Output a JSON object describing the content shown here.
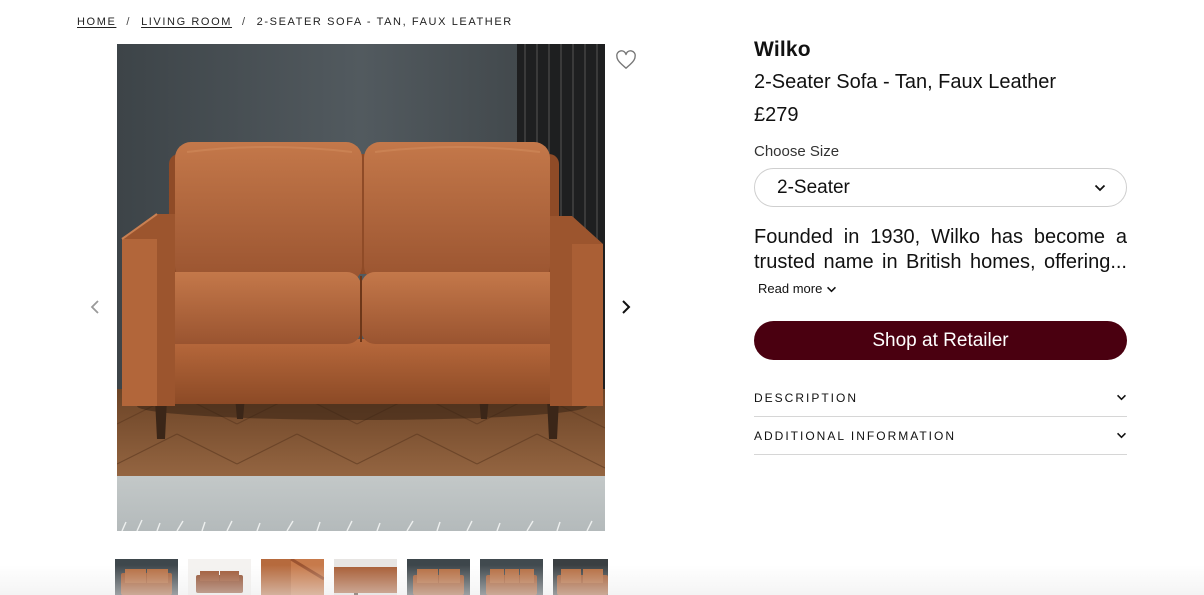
{
  "breadcrumb": {
    "items": [
      "Home",
      "Living Room"
    ],
    "current": "2-Seater Sofa - Tan, Faux Leather",
    "separator": "/"
  },
  "gallery": {
    "main_image": "tan faux leather 2-seater sofa in front of grey wall on herringbone wood floor with grey rug",
    "thumbnail_count": 7
  },
  "product": {
    "brand": "Wilko",
    "name": "2-Seater Sofa - Tan, Faux Leather",
    "price": "£279",
    "size_label": "Choose Size",
    "size_value": "2-Seater",
    "description": "Founded in 1930, Wilko has become a trusted name in British homes, offering...",
    "read_more": "Read more",
    "shop_button": "Shop at Retailer"
  },
  "accordion": {
    "description": "Description",
    "additional": "Additional Information"
  },
  "colors": {
    "shop_button_bg": "#4a0010",
    "sofa_tan": "#a85a32",
    "wall": "#4b5257"
  },
  "icons": {
    "favourite": "heart-outline-icon",
    "prev": "chevron-left-icon",
    "next": "chevron-right-icon",
    "dropdown": "chevron-down-icon"
  }
}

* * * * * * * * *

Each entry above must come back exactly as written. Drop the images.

Output a JSON object describing the content shown here.
{
  "breadcrumb": {
    "items": [
      "Home",
      "Living Room"
    ],
    "current": "2-Seater Sofa - Tan, Faux Leather",
    "separator": "/"
  },
  "gallery": {
    "main_image": "tan faux leather 2-seater sofa in front of grey wall on herringbone wood floor with grey rug",
    "thumbnail_count": 7
  },
  "product": {
    "brand": "Wilko",
    "name": "2-Seater Sofa - Tan, Faux Leather",
    "price": "£279",
    "size_label": "Choose Size",
    "size_value": "2-Seater",
    "description": "Founded in 1930, Wilko has become a trusted name in British homes, offering...",
    "read_more": "Read more",
    "shop_button": "Shop at Retailer"
  },
  "accordion": {
    "description": "Description",
    "additional": "Additional Information"
  },
  "colors": {
    "shop_button_bg": "#4a0010",
    "sofa_tan": "#a85a32",
    "wall": "#4b5257"
  },
  "icons": {
    "favourite": "heart-outline-icon",
    "prev": "chevron-left-icon",
    "next": "chevron-right-icon",
    "dropdown": "chevron-down-icon"
  }
}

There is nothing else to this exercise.